_Data supplied_.

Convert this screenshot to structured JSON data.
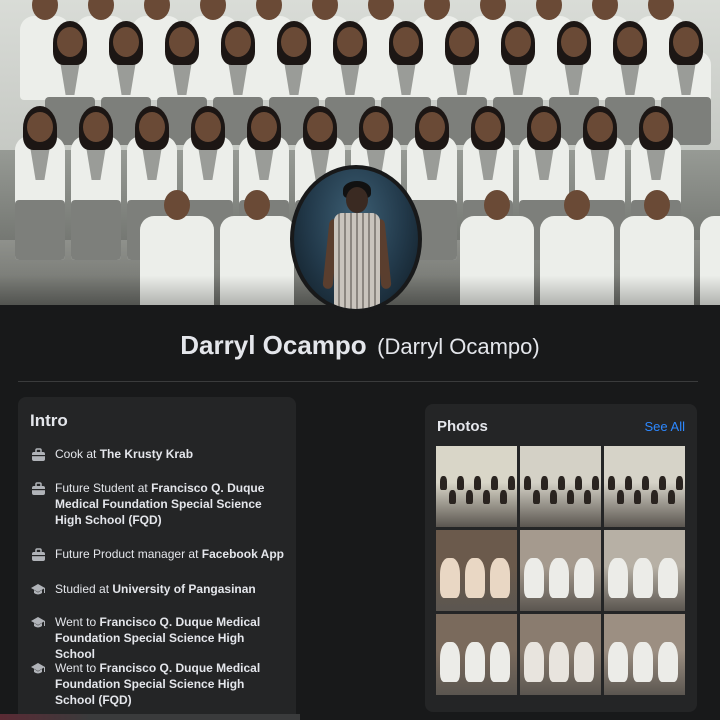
{
  "profile": {
    "name": "Darryl Ocampo",
    "alternate_name": "(Darryl Ocampo)"
  },
  "intro": {
    "title": "Intro",
    "items": [
      {
        "icon": "briefcase-icon",
        "prefix": "Cook at ",
        "bold": "The Krusty Krab",
        "suffix": ""
      },
      {
        "icon": "briefcase-icon",
        "prefix": "Future Student at ",
        "bold": "Francisco Q. Duque Medical Foundation Special Science High School (FQD)",
        "suffix": ""
      },
      {
        "icon": "briefcase-icon",
        "prefix": "Future Product manager at ",
        "bold": "Facebook App",
        "suffix": ""
      },
      {
        "icon": "graduation-cap-icon",
        "prefix": "Studied at ",
        "bold": "University of Pangasinan",
        "suffix": ""
      },
      {
        "icon": "graduation-cap-icon",
        "prefix": "Went to ",
        "bold": "Francisco Q. Duque Medical Foundation Special Science High School",
        "suffix": ""
      },
      {
        "icon": "graduation-cap-icon",
        "prefix": "Went to ",
        "bold": "Francisco Q. Duque Medical Foundation Special Science High School (FQD)",
        "suffix": ""
      }
    ]
  },
  "photos": {
    "title": "Photos",
    "see_all": "See All"
  },
  "colors": {
    "background": "#18191a",
    "card": "#242526",
    "text": "#e4e6eb",
    "link": "#2d88ff"
  }
}
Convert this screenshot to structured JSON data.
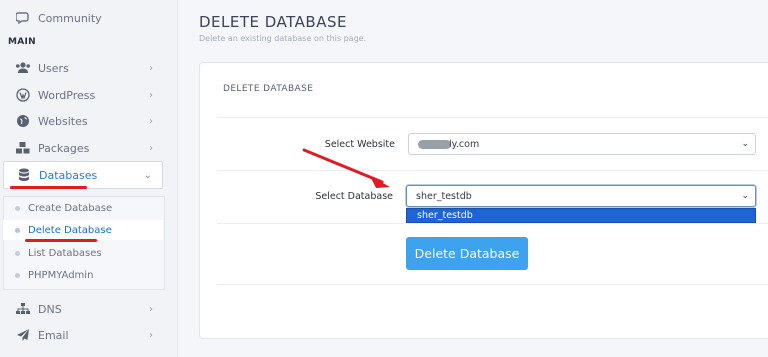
{
  "sidebar": {
    "community_label": "Community",
    "section_main": "MAIN",
    "items": [
      {
        "label": "Users",
        "icon": "users-icon"
      },
      {
        "label": "WordPress",
        "icon": "wordpress-icon"
      },
      {
        "label": "Websites",
        "icon": "globe-icon"
      },
      {
        "label": "Packages",
        "icon": "cubes-icon"
      },
      {
        "label": "Databases",
        "icon": "database-icon"
      },
      {
        "label": "DNS",
        "icon": "sitemap-icon"
      },
      {
        "label": "Email",
        "icon": "paper-plane-icon"
      }
    ],
    "chevron_right": "›",
    "chevron_down": "⌄",
    "db_submenu": [
      {
        "label": "Create Database"
      },
      {
        "label": "Delete Database"
      },
      {
        "label": "List Databases"
      },
      {
        "label": "PHPMYAdmin"
      }
    ]
  },
  "page": {
    "title": "DELETE DATABASE",
    "subtitle": "Delete an existing database on this page."
  },
  "card": {
    "title": "DELETE DATABASE",
    "website_label": "Select Website",
    "website_value_suffix": "ly.com",
    "database_label": "Select Database",
    "database_value": "sher_testdb",
    "dropdown_option": "sher_testdb",
    "caret": "⌄",
    "delete_button": "Delete Database"
  },
  "colors": {
    "accent": "#3da3ee",
    "annotation": "#e11b23",
    "selected_option": "#1f64d4",
    "active_link": "#1c6fd1"
  }
}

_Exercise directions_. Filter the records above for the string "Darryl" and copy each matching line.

_Solution for this problem_.
    "name": "Darryl Ocampo",
    "alternate_name": "(Darryl Ocampo)"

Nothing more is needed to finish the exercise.